The inflation factor is understandable, however I must find out whether the last election is reflective of the participation of each of those parties in terms of corporate and union donations. It may be an aberration. I do not know whether or not there has been enough study done to ensure that the last election is within the range of a reasonable breakdown of the corporate and union support.
Motion No. 8 deals with the amount to be subsidized for a candidate's election expenses. It would increase from 50% to 60% as an adjustment to assist candidates in an election. Individual candidates in a riding would not be able to rely on corporate donations other than the limit allowed which, in a large number of cases, would be a substantial reduction in their ability to raise funds. It is certainly going to shift the onus to a greater participation by individuals. I am not sure whether there is more to the 50% to 60% as a transitional provision. It would appear that it is not a transitional provision, but, in fact, a permanent provision and I am not sure whether that was the intent of the original proposal when the bill was first brought to this place.
The last item deals with advancing a full year amount in the first year and has to do with cash flow issues. I think I can understand that and would be supportive with an implementation date of January 1, 2004. Having said that, the fundamental issue goes right back to the principle which is being presented and strongly recommended to the House by the Prime Minister.
We must address the issue concerning the integrity of people in public life. There should be no allusion that a simple change in fundraising issues could deal effectively with the full scope of the problem. It has taken a long time for people in public life to get this reputation. It is going to take a long time before the public at large feels more comfortable vis-à-vis the people or organizations who influence Parliament.
Having said that, I would question the principle that corporate donations should be restricted to $1,000 across the country. That $1,000 actually gives the corporate donor or a union the full maximum tax credit allowed under the Income Tax Act, namely $500 of benefit. It peaks out below $1,000 so that the direct cost to the taxpayer in terms of the tax expenditure or the reduction of taxes otherwise payable is unchanged by the bill.

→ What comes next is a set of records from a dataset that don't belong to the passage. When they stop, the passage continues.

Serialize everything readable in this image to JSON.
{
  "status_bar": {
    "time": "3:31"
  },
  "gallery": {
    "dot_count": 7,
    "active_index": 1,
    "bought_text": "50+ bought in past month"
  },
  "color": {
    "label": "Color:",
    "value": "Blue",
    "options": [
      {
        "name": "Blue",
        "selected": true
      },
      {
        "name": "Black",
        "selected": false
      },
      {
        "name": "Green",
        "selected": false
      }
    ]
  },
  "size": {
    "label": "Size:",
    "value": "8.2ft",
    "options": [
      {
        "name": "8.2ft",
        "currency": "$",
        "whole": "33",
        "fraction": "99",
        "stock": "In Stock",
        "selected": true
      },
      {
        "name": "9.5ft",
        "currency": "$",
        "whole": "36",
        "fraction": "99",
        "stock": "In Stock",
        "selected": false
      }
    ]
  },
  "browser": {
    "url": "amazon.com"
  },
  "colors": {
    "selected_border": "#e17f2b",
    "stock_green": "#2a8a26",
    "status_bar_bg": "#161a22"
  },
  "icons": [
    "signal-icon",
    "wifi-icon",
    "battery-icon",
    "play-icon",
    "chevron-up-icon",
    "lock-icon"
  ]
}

The fact that we continue to have corporate donations to a certain extent means that the administrative and mechanics of the system of donations for political purposes continues to be fully in place. Although there is a cap now, there will probably be even more work to determine whether or not compliance with the act has been met by companies. I can see a tremendous amount of cost.
I would argue that the total elimination of all corporate and union donations would be a savings to taxpayers because we would not have the administrative costs. It would be a more streamlined process. Having run in four federal elections, I know how complex the returns are for members when they have to audit their election expenses as well as others who administer fundraising activities in off-election years.
I raise these in good faith because I fundamentally believe in the principle underlying the bill. By addressing this issue the integrity of parliamentarians, of people in public office, will be improved in terms of public perception. I will support the bill on that basis. We are now at a point where members are discussing certain changes. I hope, as a consequence of considering some of the mechanics,--and I can only believe that the committee has touched on some of the points that I raised--that I will be satisfied that these changes being proposed in Group No. 1 would improve the bill and enhance the public perception of the credibility of the bill and its intent.
In conclusion, I support the bill at this point on the main principle. I look forward to following the debate and to participate further with other groups to ensure that when we finish, and have our votes, that we have the best bill possible. Should there be other items that could be dealt with, I trust that all those who have that opportunity to further improve the bill will in fact take that opportunity.